**DATA LISTING**:
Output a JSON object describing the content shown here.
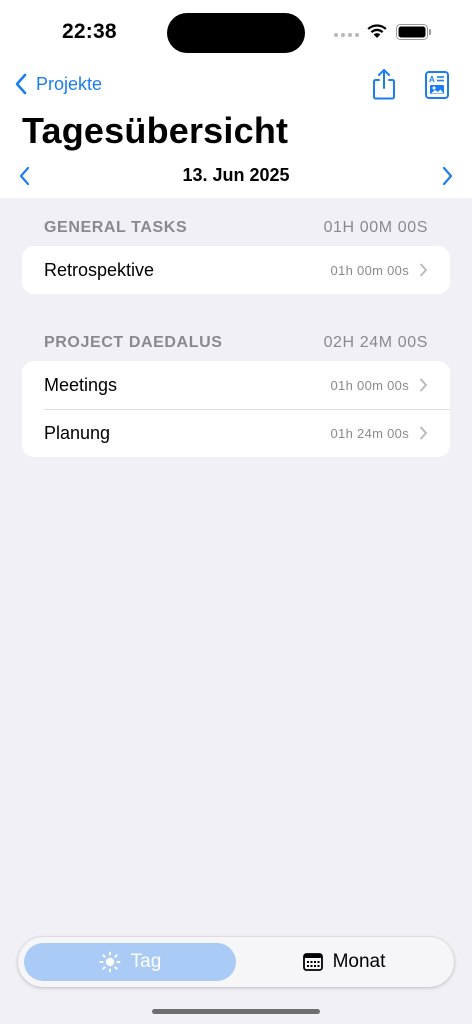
{
  "status_bar": {
    "time": "22:38"
  },
  "nav": {
    "back_label": "Projekte",
    "title": "Tagesübersicht",
    "date": "13. Jun 2025"
  },
  "sections": [
    {
      "name": "GENERAL TASKS",
      "total": "01H 00M 00S",
      "rows": [
        {
          "label": "Retrospektive",
          "duration": "01h 00m 00s"
        }
      ]
    },
    {
      "name": "PROJECT DAEDALUS",
      "total": "02H 24M 00S",
      "rows": [
        {
          "label": "Meetings",
          "duration": "01h 00m 00s"
        },
        {
          "label": "Planung",
          "duration": "01h 24m 00s"
        }
      ]
    }
  ],
  "segment": {
    "items": [
      {
        "label": "Tag",
        "icon": "sun-icon",
        "selected": true
      },
      {
        "label": "Monat",
        "icon": "calendar-icon",
        "selected": false
      }
    ]
  },
  "colors": {
    "accent": "#1a7ef2",
    "background": "#f1f0f6",
    "selected_segment": "#a9cbf5",
    "secondary_text": "#8a8a8e"
  }
}
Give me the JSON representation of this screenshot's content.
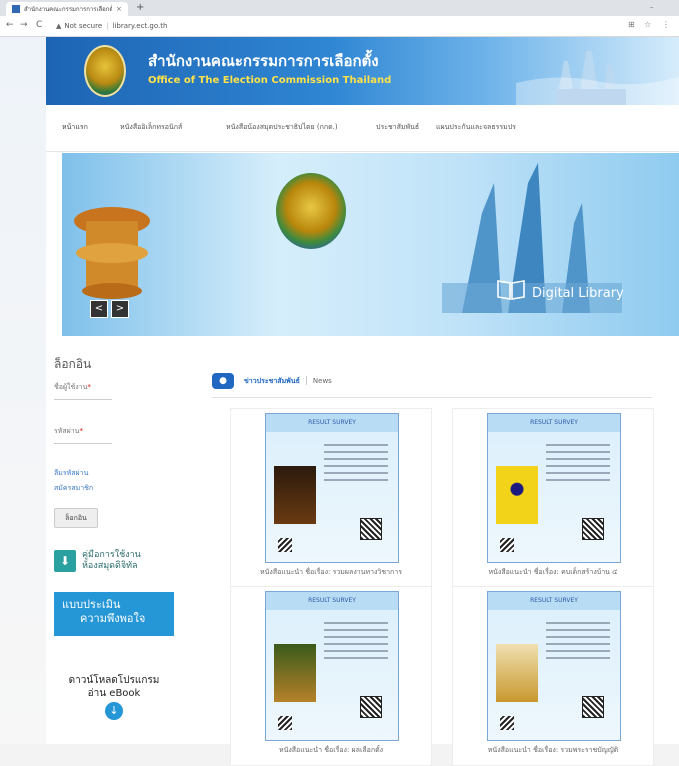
{
  "browser": {
    "tab_title": "สำนักงานคณะกรรมการการเลือกตั้ง",
    "tab_close": "×",
    "new_tab": "+",
    "back": "←",
    "forward": "→",
    "reload": "C",
    "not_secure": "Not secure",
    "url": "library.ect.go.th"
  },
  "header": {
    "title_th": "สำนักงานคณะกรรมการการเลือกตั้ง",
    "title_en": "Office of The Election Commission Thailand"
  },
  "menu": [
    {
      "label": "หน้าแรก"
    },
    {
      "label": "หนังสืออิเล็กทรอนิกส์"
    },
    {
      "label": "หนังสือน้องสมุดประชาธิปไตย (กกต.)"
    },
    {
      "label": "ประชาสัมพันธ์"
    },
    {
      "label": "แผนประกันและจลธรรมปร"
    }
  ],
  "banner": {
    "label": "Digital Library",
    "prev": "<",
    "next": ">"
  },
  "sidebar": {
    "login_title": "ล็อกอิน",
    "username_label": "ชื่อผู้ใช้งาน",
    "password_label": "รหัสผ่าน",
    "required_mark": "*",
    "link_forgot": "ลืมรหัสผ่าน",
    "link_register": "สมัครสมาชิก",
    "login_button": "ล็อกอิน",
    "manual_line1": "คู่มือการใช้งาน",
    "manual_line2": "ห้องสมุดดิจิทัล",
    "survey_line1": "แบบประเมิน",
    "survey_line2": "ความพึงพอใจ",
    "ebook_line1": "ดาวน์โหลดโปรแกรม",
    "ebook_line2": "อ่าน eBook"
  },
  "news": {
    "title_th": "ข่าวประชาสัมพันธ์",
    "title_en": "News",
    "poster_header": "RESULT SURVEY",
    "cards": [
      {
        "caption": "หนังสือแนะนำ ชื่อเรื่อง: รวมผลงานทางวิชาการ"
      },
      {
        "caption": "หนังสือแนะนำ ชื่อเรื่อง: คบเด็กสร้างบ้าน ๔"
      },
      {
        "caption": "หนังสือแนะนำ ชื่อเรื่อง: ผลเลือกตั้ง"
      },
      {
        "caption": "หนังสือแนะนำ ชื่อเรื่อง: รวมพระราชบัญญัติ"
      }
    ]
  },
  "colors": {
    "header_blue": "#1d64b4",
    "accent_blue": "#2596d6",
    "title_yellow": "#ffe24a"
  }
}
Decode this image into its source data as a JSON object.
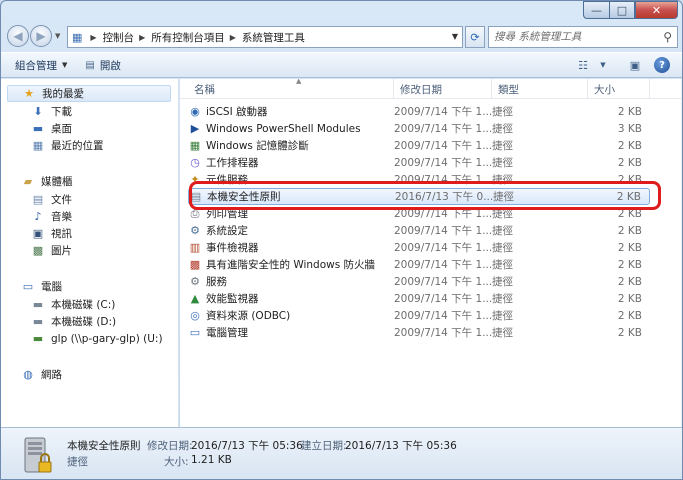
{
  "window": {
    "caption": {
      "minimize": "—",
      "maximize": "□",
      "close": "✕"
    }
  },
  "address": {
    "segments": [
      "控制台",
      "所有控制台項目",
      "系統管理工具"
    ],
    "search_placeholder": "搜尋 系統管理工具"
  },
  "toolbar": {
    "organize_label": "組合管理",
    "open_label": "開啟"
  },
  "nav": {
    "favorites": {
      "label": "我的最愛",
      "items": [
        "下載",
        "桌面",
        "最近的位置"
      ]
    },
    "libraries": {
      "label": "媒體櫃",
      "items": [
        "文件",
        "音樂",
        "視訊",
        "圖片"
      ]
    },
    "computer": {
      "label": "電腦",
      "items": [
        "本機磁碟 (C:)",
        "本機磁碟 (D:)",
        "glp (\\\\p-gary-glp) (U:)"
      ]
    },
    "network": {
      "label": "網路"
    }
  },
  "columns": {
    "name": "名稱",
    "date": "修改日期",
    "type": "類型",
    "size": "大小"
  },
  "files": [
    {
      "name": "iSCSI 啟動器",
      "date": "2009/7/14 下午 1...",
      "type": "捷徑",
      "size": "2 KB",
      "icon": "iscsi-icon"
    },
    {
      "name": "Windows PowerShell Modules",
      "date": "2009/7/14 下午 1...",
      "type": "捷徑",
      "size": "3 KB",
      "icon": "powershell-icon"
    },
    {
      "name": "Windows 記憶體診斷",
      "date": "2009/7/14 下午 1...",
      "type": "捷徑",
      "size": "2 KB",
      "icon": "memory-diagnostic-icon"
    },
    {
      "name": "工作排程器",
      "date": "2009/7/14 下午 1...",
      "type": "捷徑",
      "size": "2 KB",
      "icon": "task-scheduler-icon"
    },
    {
      "name": "元件服務",
      "date": "2009/7/14 下午 1...",
      "type": "捷徑",
      "size": "2 KB",
      "icon": "component-services-icon"
    },
    {
      "name": "本機安全性原則",
      "date": "2016/7/13 下午 0...",
      "type": "捷徑",
      "size": "2 KB",
      "icon": "security-policy-icon",
      "selected": true
    },
    {
      "name": "列印管理",
      "date": "2009/7/14 下午 1...",
      "type": "捷徑",
      "size": "2 KB",
      "icon": "print-management-icon"
    },
    {
      "name": "系統設定",
      "date": "2009/7/14 下午 1...",
      "type": "捷徑",
      "size": "2 KB",
      "icon": "system-config-icon"
    },
    {
      "name": "事件檢視器",
      "date": "2009/7/14 下午 1...",
      "type": "捷徑",
      "size": "2 KB",
      "icon": "event-viewer-icon"
    },
    {
      "name": "具有進階安全性的 Windows 防火牆",
      "date": "2009/7/14 下午 1...",
      "type": "捷徑",
      "size": "2 KB",
      "icon": "firewall-icon"
    },
    {
      "name": "服務",
      "date": "2009/7/14 下午 1...",
      "type": "捷徑",
      "size": "2 KB",
      "icon": "services-icon"
    },
    {
      "name": "效能監視器",
      "date": "2009/7/14 下午 1...",
      "type": "捷徑",
      "size": "2 KB",
      "icon": "performance-monitor-icon"
    },
    {
      "name": "資料來源 (ODBC)",
      "date": "2009/7/14 下午 1...",
      "type": "捷徑",
      "size": "2 KB",
      "icon": "odbc-icon"
    },
    {
      "name": "電腦管理",
      "date": "2009/7/14 下午 1...",
      "type": "捷徑",
      "size": "2 KB",
      "icon": "computer-management-icon"
    }
  ],
  "details": {
    "name": "本機安全性原則",
    "modified_label": "修改日期:",
    "modified_value": "2016/7/13 下午 05:36",
    "created_label": "建立日期:",
    "created_value": "2016/7/13 下午 05:36",
    "type": "捷徑",
    "size_label": "大小:",
    "size_value": "1.21 KB"
  },
  "colors": {
    "highlight": "#e01b1b",
    "selection": "#d8e7fa",
    "accent": "#1e395b"
  }
}
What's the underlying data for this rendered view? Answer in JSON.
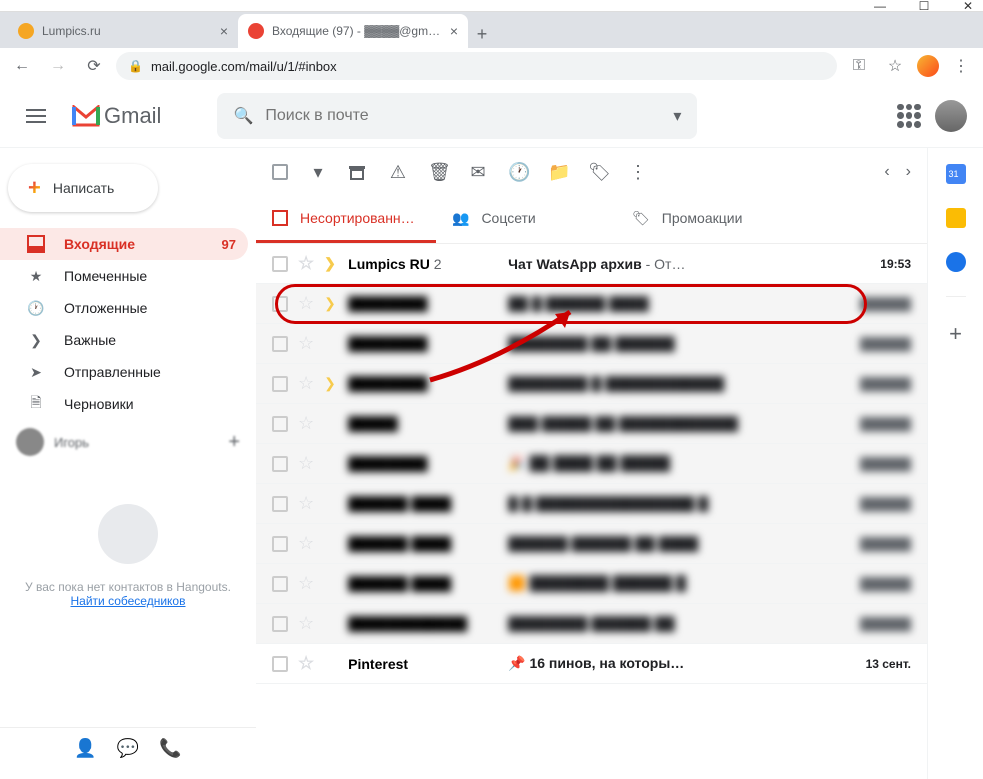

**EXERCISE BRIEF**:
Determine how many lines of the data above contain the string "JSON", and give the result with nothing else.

**ANSWER TO THIS PROBLEM**:
4